- EXERCISE BRIEF -
What must be returned is the number of lines in the records holding the word "image", with no other text.

- EXERCISE DATA -
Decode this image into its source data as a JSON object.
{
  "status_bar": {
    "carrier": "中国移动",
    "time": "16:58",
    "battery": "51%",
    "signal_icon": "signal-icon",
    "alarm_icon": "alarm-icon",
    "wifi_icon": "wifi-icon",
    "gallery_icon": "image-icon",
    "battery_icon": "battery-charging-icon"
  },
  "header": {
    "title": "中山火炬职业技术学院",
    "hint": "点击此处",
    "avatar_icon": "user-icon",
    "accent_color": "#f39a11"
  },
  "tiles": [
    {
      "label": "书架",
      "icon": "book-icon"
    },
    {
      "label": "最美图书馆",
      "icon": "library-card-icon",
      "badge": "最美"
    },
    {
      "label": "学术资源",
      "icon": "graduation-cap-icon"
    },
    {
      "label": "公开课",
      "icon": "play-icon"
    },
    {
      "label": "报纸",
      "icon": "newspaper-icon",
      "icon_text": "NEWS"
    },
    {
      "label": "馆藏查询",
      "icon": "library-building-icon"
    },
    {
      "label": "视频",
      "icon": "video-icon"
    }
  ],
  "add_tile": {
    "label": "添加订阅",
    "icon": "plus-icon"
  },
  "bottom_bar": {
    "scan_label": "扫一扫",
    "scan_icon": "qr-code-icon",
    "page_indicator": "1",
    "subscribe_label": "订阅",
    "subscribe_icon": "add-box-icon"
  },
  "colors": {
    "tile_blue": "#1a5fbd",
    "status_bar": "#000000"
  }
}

- FINAL ANSWER -
2